The decision to go into summer recess came after lawmakers failed to break a deadlock over Kurdish opposition to a power-sharing formula for the northern oil-rich city of Kirkuk despite days of intense negotiations and heavy pressure from U.S. and U.N. officials.

Officials involved in preparations for the elections — which the U.S. believes are necessary for national reconciliation — have said such a delay would likely push voting to next year.

Deputy parliamentary speaker Khalid al-Attiyah, however, insisted the provincial elections could be held this year as long as the legislation is passed in September.

Adoption of the elections law had been linked with the budget proposal, which needed to be approved before the lawmakers could adjourn, according to the constitution.

Parliament adjourned for the summer break last week but met four days in a special session to try to approve the budget and election bills.

Finance Minister Bayan Jabr has said passage of the supplemental budget would augment the overall budget by some $70 billion this year and is needed for food rations, fuel for power plants and raises for civil servants.

Approval of the budget measure came as U.S. lawmakers complained that the Iraqis were not paying enough for their own reconstruction.

A General Accounting Office report released Tuesday said Iraq could end the year with as much as a $79 billion budget surplus as oil revenues pile on top of leftover income the Iraqis still haven't spent on rebuilding.

The main sticking point on the election bill was Kurdish opposition to a plan that would equally divide the provincial council seats for Tamim province, of which Kirkuk is the capital, among Kurds, Turkomen and Arabs.

Kurds and their allies currently hold a majority on the council and fear a dilution of their power as they seek to annex the oil-rich area into their semiautonomous territory to the north.

Iraq's largest Sunni Arab party, the Iraqi Islamic Party, called for a vote on the measure to be delayed until after the monthlong summer break.

Meanwhile, a suicide car bomber rammed his vehicle into an Iraqi army patrol car in the northern city of Mosul, killing one civilian and wounding 10 people, including an Iraqi soldier, police said.

Iraqi army spokesman Maj. Gen. Qassim al-Moussawi told a news conference Wednesday that insurgents were carrying out attacks in Baghdad and elsewhere in response to a major U.S.-backed Iraqi offensive against al-Qaida in Iraq in Diyala province.

Defense Ministry spokesman Mohammed al-Askari announced separately that a weeklong general amnesty was being extended to those who agree to disarm in Diyala — a tactic that has been used by the Iraqi government in past operations.

U.S. military spokesman Brig.

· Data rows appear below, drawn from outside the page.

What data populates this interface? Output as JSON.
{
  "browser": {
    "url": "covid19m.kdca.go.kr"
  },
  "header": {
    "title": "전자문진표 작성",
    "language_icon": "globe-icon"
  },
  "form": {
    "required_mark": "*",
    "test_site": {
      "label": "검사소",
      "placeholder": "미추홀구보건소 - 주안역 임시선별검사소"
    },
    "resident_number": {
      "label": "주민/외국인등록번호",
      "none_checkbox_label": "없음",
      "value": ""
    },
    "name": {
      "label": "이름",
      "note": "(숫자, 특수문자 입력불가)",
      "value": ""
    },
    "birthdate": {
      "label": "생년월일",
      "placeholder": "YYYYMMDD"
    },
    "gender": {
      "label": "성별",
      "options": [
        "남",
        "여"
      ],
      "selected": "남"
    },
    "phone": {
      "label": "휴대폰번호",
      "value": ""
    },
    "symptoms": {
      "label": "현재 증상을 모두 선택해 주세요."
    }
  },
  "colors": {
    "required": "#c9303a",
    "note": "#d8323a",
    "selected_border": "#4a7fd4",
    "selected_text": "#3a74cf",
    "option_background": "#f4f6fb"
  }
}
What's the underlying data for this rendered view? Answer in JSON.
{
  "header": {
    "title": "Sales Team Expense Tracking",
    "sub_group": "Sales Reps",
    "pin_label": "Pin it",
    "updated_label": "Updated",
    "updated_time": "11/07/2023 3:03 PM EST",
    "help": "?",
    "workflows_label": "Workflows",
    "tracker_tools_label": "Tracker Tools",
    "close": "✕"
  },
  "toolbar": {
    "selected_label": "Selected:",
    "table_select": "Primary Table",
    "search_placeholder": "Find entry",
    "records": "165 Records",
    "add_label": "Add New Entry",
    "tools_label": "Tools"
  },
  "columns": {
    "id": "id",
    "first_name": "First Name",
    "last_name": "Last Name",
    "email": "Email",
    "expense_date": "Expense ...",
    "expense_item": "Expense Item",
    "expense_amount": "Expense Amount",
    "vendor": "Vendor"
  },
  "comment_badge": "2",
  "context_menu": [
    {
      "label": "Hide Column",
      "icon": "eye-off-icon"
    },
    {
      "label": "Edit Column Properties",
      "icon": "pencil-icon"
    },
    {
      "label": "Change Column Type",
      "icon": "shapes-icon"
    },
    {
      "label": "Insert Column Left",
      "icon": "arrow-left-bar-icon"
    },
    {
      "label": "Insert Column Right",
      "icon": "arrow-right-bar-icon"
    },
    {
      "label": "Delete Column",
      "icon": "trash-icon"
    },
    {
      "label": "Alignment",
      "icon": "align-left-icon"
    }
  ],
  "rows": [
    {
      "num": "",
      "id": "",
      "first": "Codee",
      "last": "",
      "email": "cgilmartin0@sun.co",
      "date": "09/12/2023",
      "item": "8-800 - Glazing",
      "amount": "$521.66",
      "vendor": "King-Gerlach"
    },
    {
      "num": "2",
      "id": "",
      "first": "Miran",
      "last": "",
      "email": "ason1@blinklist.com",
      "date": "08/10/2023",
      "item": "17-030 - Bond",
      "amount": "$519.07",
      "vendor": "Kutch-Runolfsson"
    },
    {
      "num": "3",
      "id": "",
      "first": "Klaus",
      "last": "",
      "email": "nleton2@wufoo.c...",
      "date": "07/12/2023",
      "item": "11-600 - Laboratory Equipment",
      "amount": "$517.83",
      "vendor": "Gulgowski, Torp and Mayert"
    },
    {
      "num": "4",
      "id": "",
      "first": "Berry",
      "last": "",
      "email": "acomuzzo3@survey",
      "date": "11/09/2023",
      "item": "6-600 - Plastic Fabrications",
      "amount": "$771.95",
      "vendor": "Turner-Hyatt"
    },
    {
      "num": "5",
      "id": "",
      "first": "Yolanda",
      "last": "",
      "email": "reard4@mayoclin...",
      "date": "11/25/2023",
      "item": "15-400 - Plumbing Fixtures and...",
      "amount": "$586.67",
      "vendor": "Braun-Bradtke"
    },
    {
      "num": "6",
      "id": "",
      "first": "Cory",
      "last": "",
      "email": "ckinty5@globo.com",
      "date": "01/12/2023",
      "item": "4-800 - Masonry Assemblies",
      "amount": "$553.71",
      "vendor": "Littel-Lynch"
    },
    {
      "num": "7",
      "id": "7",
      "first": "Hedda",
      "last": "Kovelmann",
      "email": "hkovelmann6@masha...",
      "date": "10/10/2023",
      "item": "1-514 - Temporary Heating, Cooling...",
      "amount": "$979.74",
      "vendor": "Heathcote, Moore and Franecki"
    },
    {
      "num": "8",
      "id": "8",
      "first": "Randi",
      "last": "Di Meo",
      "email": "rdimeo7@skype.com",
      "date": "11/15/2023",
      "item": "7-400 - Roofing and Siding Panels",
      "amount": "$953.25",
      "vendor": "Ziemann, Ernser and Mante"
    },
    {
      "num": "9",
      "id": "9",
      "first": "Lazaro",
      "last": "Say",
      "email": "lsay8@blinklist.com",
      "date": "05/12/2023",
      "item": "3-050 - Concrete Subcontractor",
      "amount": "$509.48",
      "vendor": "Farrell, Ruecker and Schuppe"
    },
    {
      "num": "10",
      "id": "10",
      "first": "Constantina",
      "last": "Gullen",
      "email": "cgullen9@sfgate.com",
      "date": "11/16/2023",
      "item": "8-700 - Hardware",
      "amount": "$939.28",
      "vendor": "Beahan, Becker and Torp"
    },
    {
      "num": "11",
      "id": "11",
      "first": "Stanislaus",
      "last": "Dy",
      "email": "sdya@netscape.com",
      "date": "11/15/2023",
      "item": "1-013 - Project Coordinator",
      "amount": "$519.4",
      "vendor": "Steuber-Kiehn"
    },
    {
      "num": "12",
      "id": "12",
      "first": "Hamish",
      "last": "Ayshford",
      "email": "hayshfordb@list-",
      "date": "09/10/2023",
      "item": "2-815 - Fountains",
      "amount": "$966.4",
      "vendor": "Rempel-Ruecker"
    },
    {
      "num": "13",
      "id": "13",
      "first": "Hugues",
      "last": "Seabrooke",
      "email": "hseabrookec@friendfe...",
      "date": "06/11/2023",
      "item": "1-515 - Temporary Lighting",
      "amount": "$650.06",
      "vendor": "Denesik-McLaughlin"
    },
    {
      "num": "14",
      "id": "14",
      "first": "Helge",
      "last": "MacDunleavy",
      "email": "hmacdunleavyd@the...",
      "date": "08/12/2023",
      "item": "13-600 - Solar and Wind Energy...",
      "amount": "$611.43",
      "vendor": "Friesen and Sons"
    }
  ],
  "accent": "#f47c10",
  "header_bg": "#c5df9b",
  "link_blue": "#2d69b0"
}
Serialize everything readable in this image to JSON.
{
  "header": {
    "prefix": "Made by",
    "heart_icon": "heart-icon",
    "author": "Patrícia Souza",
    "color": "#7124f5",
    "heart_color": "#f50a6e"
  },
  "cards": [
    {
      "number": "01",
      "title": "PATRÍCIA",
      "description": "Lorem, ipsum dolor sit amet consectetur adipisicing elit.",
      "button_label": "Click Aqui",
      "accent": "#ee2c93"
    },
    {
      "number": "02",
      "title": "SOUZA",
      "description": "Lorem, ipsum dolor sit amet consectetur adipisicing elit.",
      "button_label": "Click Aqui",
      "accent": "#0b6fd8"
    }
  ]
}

Gen. David Perkins said "security around the entire country of Iraq continues to improve, for the 11th straight week violence continues at the lowest level in four years."


Associated Press writers Bushra Juhi and Hamid Ahmed contributed to this report.